**Supplied records**
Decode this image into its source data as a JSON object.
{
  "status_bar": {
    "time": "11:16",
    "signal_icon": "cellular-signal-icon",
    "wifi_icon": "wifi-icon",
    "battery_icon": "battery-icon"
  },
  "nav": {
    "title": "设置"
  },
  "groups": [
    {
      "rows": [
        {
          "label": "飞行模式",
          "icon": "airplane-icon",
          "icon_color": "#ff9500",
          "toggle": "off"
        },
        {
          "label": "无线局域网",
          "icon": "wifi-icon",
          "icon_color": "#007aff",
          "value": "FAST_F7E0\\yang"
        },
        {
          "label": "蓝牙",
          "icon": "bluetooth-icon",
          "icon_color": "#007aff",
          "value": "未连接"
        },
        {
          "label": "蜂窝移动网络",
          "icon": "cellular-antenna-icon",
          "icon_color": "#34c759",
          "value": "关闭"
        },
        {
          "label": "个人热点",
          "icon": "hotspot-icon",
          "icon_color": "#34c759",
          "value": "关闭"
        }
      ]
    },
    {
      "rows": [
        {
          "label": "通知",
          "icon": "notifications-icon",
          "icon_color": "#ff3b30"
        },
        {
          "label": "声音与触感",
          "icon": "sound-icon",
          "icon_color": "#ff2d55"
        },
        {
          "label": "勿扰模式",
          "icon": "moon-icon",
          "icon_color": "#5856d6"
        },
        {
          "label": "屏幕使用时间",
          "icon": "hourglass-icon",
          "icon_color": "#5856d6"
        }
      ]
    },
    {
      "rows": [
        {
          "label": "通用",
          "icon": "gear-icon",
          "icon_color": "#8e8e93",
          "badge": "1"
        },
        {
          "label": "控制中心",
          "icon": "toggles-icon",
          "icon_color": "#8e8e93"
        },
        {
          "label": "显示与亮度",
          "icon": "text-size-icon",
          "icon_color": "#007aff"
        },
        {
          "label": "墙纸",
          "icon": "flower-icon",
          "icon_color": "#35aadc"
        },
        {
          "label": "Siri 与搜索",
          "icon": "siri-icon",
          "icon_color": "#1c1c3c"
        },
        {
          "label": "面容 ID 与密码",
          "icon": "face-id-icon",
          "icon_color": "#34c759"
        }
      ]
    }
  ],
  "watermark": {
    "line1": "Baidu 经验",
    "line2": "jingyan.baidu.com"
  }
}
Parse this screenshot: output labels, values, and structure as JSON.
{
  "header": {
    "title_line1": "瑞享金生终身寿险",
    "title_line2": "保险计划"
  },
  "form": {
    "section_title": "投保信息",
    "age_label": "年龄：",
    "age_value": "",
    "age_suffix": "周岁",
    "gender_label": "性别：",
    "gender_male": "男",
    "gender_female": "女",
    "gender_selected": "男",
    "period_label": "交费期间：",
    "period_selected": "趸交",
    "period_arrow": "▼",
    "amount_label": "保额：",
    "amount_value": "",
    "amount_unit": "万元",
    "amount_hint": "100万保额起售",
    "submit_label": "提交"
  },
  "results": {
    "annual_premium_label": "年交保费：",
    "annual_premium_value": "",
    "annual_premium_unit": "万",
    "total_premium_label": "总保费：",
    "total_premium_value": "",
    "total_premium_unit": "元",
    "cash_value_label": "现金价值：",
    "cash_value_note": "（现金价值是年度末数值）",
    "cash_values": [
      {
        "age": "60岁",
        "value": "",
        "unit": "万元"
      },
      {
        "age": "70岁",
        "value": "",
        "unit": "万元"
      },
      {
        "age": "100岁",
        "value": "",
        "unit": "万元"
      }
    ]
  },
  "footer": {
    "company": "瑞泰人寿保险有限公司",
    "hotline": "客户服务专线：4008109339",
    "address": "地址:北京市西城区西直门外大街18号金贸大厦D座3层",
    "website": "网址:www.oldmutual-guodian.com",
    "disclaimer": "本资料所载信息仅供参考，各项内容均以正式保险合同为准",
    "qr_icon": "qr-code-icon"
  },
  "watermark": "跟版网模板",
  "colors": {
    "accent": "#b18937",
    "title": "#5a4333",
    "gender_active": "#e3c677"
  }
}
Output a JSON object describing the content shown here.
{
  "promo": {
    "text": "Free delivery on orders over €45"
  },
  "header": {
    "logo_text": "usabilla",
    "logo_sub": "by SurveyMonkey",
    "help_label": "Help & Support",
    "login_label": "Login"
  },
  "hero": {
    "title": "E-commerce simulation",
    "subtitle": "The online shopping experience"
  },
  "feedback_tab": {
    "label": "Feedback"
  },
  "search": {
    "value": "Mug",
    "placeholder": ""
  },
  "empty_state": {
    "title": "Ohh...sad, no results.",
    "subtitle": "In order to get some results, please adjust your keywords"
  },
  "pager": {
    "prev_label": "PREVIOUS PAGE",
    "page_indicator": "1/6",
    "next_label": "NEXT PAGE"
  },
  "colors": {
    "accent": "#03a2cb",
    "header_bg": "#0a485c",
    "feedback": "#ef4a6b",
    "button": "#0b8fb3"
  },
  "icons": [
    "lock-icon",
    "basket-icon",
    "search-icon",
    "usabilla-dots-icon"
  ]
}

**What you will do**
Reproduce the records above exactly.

**Result of the task**
Decode this image into its source data as a JSON object.
{
  "status_bar": {
    "time": "11:16",
    "signal_icon": "cellular-signal-icon",
    "wifi_icon": "wifi-icon",
    "battery_icon": "battery-icon"
  },
  "nav": {
    "title": "设置"
  },
  "groups": [
    {
      "rows": [
        {
          "label": "飞行模式",
          "icon": "airplane-icon",
          "icon_color": "#ff9500",
          "toggle": "off"
        },
        {
          "label": "无线局域网",
          "icon": "wifi-icon",
          "icon_color": "#007aff",
          "value": "FAST_F7E0\\yang"
        },
        {
          "label": "蓝牙",
          "icon": "bluetooth-icon",
          "icon_color": "#007aff",
          "value": "未连接"
        },
        {
          "label": "蜂窝移动网络",
          "icon": "cellular-antenna-icon",
          "icon_color": "#34c759",
          "value": "关闭"
        },
        {
          "label": "个人热点",
          "icon": "hotspot-icon",
          "icon_color": "#34c759",
          "value": "关闭"
        }
      ]
    },
    {
      "rows": [
        {
          "label": "通知",
          "icon": "notifications-icon",
          "icon_color": "#ff3b30"
        },
        {
          "label": "声音与触感",
          "icon": "sound-icon",
          "icon_color": "#ff2d55"
        },
        {
          "label": "勿扰模式",
          "icon": "moon-icon",
          "icon_color": "#5856d6"
        },
        {
          "label": "屏幕使用时间",
          "icon": "hourglass-icon",
          "icon_color": "#5856d6"
        }
      ]
    },
    {
      "rows": [
        {
          "label": "通用",
          "icon": "gear-icon",
          "icon_color": "#8e8e93",
          "badge": "1"
        },
        {
          "label": "控制中心",
          "icon": "toggles-icon",
          "icon_color": "#8e8e93"
        },
        {
          "label": "显示与亮度",
          "icon": "text-size-icon",
          "icon_color": "#007aff"
        },
        {
          "label": "墙纸",
          "icon": "flower-icon",
          "icon_color": "#35aadc"
        },
        {
          "label": "Siri 与搜索",
          "icon": "siri-icon",
          "icon_color": "#1c1c3c"
        },
        {
          "label": "面容 ID 与密码",
          "icon": "face-id-icon",
          "icon_color": "#34c759"
        }
      ]
    }
  ],
  "watermark": {
    "line1": "Baidu 经验",
    "line2": "jingyan.baidu.com"
  }
}
Parse this screenshot: output labels, values, and structure as JSON.
{
  "header": {
    "title_line1": "瑞享金生终身寿险",
    "title_line2": "保险计划"
  },
  "form": {
    "section_title": "投保信息",
    "age_label": "年龄：",
    "age_value": "",
    "age_suffix": "周岁",
    "gender_label": "性别：",
    "gender_male": "男",
    "gender_female": "女",
    "gender_selected": "男",
    "period_label": "交费期间：",
    "period_selected": "趸交",
    "period_arrow": "▼",
    "amount_label": "保额：",
    "amount_value": "",
    "amount_unit": "万元",
    "amount_hint": "100万保额起售",
    "submit_label": "提交"
  },
  "results": {
    "annual_premium_label": "年交保费：",
    "annual_premium_value": "",
    "annual_premium_unit": "万",
    "total_premium_label": "总保费：",
    "total_premium_value": "",
    "total_premium_unit": "元",
    "cash_value_label": "现金价值：",
    "cash_value_note": "（现金价值是年度末数值）",
    "cash_values": [
      {
        "age": "60岁",
        "value": "",
        "unit": "万元"
      },
      {
        "age": "70岁",
        "value": "",
        "unit": "万元"
      },
      {
        "age": "100岁",
        "value": "",
        "unit": "万元"
      }
    ]
  },
  "footer": {
    "company": "瑞泰人寿保险有限公司",
    "hotline": "客户服务专线：4008109339",
    "address": "地址:北京市西城区西直门外大街18号金贸大厦D座3层",
    "website": "网址:www.oldmutual-guodian.com",
    "disclaimer": "本资料所载信息仅供参考，各项内容均以正式保险合同为准",
    "qr_icon": "qr-code-icon"
  },
  "watermark": "跟版网模板",
  "colors": {
    "accent": "#b18937",
    "title": "#5a4333",
    "gender_active": "#e3c677"
  }
}
Output a JSON object describing the content shown here.
{
  "promo": {
    "text": "Free delivery on orders over €45"
  },
  "header": {
    "logo_text": "usabilla",
    "logo_sub": "by SurveyMonkey",
    "help_label": "Help & Support",
    "login_label": "Login"
  },
  "hero": {
    "title": "E-commerce simulation",
    "subtitle": "The online shopping experience"
  },
  "feedback_tab": {
    "label": "Feedback"
  },
  "search": {
    "value": "Mug",
    "placeholder": ""
  },
  "empty_state": {
    "title": "Ohh...sad, no results.",
    "subtitle": "In order to get some results, please adjust your keywords"
  },
  "pager": {
    "prev_label": "PREVIOUS PAGE",
    "page_indicator": "1/6",
    "next_label": "NEXT PAGE"
  },
  "colors": {
    "accent": "#03a2cb",
    "header_bg": "#0a485c",
    "feedback": "#ef4a6b",
    "button": "#0b8fb3"
  },
  "icons": [
    "lock-icon",
    "basket-icon",
    "search-icon",
    "usabilla-dots-icon"
  ]
}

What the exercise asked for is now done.